In the years between the end days of emperor Haile Selassie's reign in the sixties and the emergence of a brutal new regime in the mid seventies, the music scene in the poor African country of Ethiopia was flourishing. Tons of groovy records were made in Addis Ababa, in an astonishing diversity of musical styles.
More or less ethnic sounds featuring traditional instruments were en vogue, but you also got funky instrumentals with Stax-like horns, soul singers as inspired as James Brown or Wilson Pickett, and plenty of jazzy stuff to boot. Alèmayèhu Eshèté, Mahmoud Ahmed, Mulatu Astatqé and Tlahoun Gèssèssè were household names, but lesser known singers like Muluqèn Mèlèssè, whose fine Bèné Mote is featured here, could conjure up the magic just as well.
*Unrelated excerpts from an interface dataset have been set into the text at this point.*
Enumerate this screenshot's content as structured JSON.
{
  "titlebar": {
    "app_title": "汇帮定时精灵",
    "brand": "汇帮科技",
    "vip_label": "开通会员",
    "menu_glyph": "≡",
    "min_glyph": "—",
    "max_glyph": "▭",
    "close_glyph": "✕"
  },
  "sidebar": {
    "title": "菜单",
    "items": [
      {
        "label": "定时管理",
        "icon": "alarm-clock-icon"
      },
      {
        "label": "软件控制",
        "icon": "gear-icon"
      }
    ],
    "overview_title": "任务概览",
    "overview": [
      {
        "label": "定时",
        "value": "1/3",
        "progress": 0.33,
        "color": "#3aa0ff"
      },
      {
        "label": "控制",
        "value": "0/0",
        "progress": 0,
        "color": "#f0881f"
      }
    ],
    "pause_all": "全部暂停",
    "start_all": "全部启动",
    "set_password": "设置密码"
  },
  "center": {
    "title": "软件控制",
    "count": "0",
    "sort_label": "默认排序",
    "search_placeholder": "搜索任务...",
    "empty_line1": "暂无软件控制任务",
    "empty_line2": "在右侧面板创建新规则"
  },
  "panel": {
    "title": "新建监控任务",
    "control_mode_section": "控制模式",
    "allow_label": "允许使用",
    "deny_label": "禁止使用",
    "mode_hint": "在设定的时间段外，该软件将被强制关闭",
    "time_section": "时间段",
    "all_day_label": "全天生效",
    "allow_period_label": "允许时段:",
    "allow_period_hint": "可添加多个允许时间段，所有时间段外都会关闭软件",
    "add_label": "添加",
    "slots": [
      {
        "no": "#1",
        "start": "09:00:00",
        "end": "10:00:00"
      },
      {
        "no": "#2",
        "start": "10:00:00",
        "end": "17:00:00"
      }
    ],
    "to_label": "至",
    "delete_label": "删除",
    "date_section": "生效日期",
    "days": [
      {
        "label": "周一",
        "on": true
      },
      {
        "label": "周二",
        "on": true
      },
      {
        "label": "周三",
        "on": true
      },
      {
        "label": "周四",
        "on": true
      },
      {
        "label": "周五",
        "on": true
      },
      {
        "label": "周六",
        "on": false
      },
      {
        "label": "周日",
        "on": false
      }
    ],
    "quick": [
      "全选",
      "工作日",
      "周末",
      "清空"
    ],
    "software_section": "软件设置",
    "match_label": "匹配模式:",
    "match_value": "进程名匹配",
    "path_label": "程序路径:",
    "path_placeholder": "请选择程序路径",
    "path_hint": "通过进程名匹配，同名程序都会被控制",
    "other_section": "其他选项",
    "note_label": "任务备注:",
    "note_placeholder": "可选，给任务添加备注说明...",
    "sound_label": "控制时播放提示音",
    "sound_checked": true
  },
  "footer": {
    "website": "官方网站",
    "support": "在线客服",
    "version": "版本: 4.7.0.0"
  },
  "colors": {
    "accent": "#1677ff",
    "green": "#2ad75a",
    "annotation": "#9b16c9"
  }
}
With vocals in the main Ethiopian language of Amharic you probably won't understand a word of it, but that all adds to the mystique. The double disc compilation pictured above would make an excellent starting point for further exploration. You won't be sorry.